AaeroApril 11th, 2017
Founded by a pair of industry veterans; Aaero is the second project to come out of the two-man studio at Mad Fellows Games. The first was a rhythm shooter called Sine Wave that arrived on Apple devices nearly two years ago. In that time, the team has created another rhythm experience that builds upon the framework of their previous title and infuses it with a genre of music games that should feel instantly familiar to fans of Tetsuya Mizuguchi. The result is a rhythmic shooter that players will need to use both analog sticks and a keen sense of rhythm in order to survive.
Taking some notes from Rez for inspiration, Aaero follows a similar style of locking-in and shooting enemies to the beat. However, unlike its predecessor, Aaero doesn’t make its own beats. Instead, enemies only explode on the beat and seem to give a higher score bonus for doing so. This gives the player incentive to tag as many targets at one time and let loose a salvo of rhythmic bullets on the beat unless they plan on eating a counter attack and lose one of their three stocked lives if they aren’t quick enough on the draw.
That’s simply what the player must manage with the left analog stick. With the right joystick, players will navigate their ship around environmental hazards and try to dodge enemy fire, but more importantly, ride the beats during each song’s numerous precision interludes. Whereas Rez guided the player along without any input on movement, Aaero requires both analog sticks in tandem to guide the ship around as it navigates along swipes and scratches of each rhythm track. For high score hunters, this is where the bulk of a song’s scoring comes into play and sequential stanzas can quickly build the player’s score multiplier. While operating both analog sticks took some willpower to get accustomed to, I found myself frequently entering a zen-like trance throughout each song and moving along to the beat without even paying attention to my hands. When you can get into the zone and just glide along with the music, THAT is where Aaero truly flies above the rest.
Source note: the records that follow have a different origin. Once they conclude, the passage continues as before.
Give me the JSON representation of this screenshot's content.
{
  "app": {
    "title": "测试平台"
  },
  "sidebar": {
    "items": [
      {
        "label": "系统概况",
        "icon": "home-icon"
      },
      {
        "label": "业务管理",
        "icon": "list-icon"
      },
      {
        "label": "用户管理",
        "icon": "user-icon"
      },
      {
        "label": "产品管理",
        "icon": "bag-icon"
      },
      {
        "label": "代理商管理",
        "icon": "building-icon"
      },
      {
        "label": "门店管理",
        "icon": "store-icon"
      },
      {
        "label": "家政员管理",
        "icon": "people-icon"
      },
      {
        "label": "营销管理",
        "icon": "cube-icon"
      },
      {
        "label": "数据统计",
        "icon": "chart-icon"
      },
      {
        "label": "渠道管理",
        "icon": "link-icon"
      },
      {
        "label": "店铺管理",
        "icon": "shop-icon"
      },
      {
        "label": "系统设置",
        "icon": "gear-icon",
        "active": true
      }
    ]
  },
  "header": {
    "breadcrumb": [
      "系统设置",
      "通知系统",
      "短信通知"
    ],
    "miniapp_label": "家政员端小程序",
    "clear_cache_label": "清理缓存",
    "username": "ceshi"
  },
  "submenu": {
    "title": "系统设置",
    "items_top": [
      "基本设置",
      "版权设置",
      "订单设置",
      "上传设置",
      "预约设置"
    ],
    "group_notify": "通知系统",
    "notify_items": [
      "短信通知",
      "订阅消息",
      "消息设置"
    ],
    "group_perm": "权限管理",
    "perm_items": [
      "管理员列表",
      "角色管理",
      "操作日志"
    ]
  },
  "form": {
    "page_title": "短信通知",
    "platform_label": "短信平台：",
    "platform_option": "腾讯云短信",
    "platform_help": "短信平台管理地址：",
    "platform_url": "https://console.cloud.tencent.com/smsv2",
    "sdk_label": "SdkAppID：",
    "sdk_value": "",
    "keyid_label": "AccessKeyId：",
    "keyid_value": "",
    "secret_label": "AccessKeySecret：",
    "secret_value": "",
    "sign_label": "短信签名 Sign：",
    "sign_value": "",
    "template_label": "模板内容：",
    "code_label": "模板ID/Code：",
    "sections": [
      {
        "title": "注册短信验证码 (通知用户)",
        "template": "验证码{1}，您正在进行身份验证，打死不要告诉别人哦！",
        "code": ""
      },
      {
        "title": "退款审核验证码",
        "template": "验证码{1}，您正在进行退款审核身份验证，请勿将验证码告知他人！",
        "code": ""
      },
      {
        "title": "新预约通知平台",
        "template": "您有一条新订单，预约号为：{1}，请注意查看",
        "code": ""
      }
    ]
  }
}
All fifteen of Aaero’s eclectic tracks delve into a number of electronic genres and could easily be added to any house party playlist. There’s a wide diversity, whether you’re in the mood for vocal trance or some dirty jungle beats. While the tracklist might be considered small for a rhythm game, each experience is handcrafted and tailored to levels that feel much different than the ones that follow. Taking part in the finale of each five-track block lies a boss fight that takes place across an entire song, unlike the last minute or so of a level in Rez. These hulking monstrosities throw more attacks at the player than any other regular enemy and knowing how to recognize a boss’ attack pattern and swap between targeting their massive frame and the missiles they launch out is paramount to the player’s survival.
Even days after setting the controller down, I can still remember the beat patterns to some of the more complex tracks. The Advanced chard to ‘Ill Still’ still has me bobbing my head to the beat: left, right, left, spiral then right, left, right, and another spiral. It’s a testament to how the duo at Mad Fellows has crafted a rhythm experience that sticks with the player. By giving each song its own pattern of notes, both for the shooting and rail-gliding segments, Aaero’s higher difficulties require a bit of memorization that’s not unlike learning a musical instrument.
To incentivize the player into improving their score, Aaero operates on a star-based unlock system, By earning up to five stars in a song, players will unlock the next song (and difficulty) based on an accumulated amount. With seventy-five possible stars earned across all of the tracks, players might only need about fifty of them to unlock the Advanced difficulty. The highest difficulty, however, requires a full mastery of Aaero’s mechanics and all one hundred and fifty stars to unlock. Despite my best efforts, there were a couple of tracks that I simply couldn’t get my score high enough to get any higher than four stars. It pains m to admit failure when critiquing a game, but I suspect this will be a challenge for all but the most rhythmically inclined.
Part of my frustration with the scoring system is how much even a single mistake can throw off your chance of five-star success. Getting up to a multiplier of eight is easy as long as the player does well; it’s keeping the multiplier that can be frustrating. All too often, I’d veer my right analog stick too sharply during the rail segments and miss that stanza, taking a hit to the ship’s three life pool but more importantly, cutting my multiplier down by half. It’s certainly better to go down to a four-times score multiplier than to lose it completely, but some tracks have such a high threshold for a perfect five-star rating that it can be impossible to break that mark without starting the song over again.
Aaero is rhythmic perfection that requires the same out of its players. Without feeling each song’s patterns and becoming an ace Aaero pilot, players stand no chance of even seeing the highest difficulty. If you were a fan of the likes of Rez and Audiosurf, you owe it to yourself to play this Mad Fellows’ original.
Reviewed on PlayStation 4 (code provided by the publisher). You can buy it for PlayStation 4 digitally via Amazon.
Aaero seamlessly blends twin-stick shooting with trance music to create a sensory experience unlike any other.
- Diverse range of EDM hits
- Stylish and clean presentation
- Enemies and line tracks fit the music perfectly
- Unlocking the highest difficulty requires perfection
- Ambidexterity (moving and shooting) is required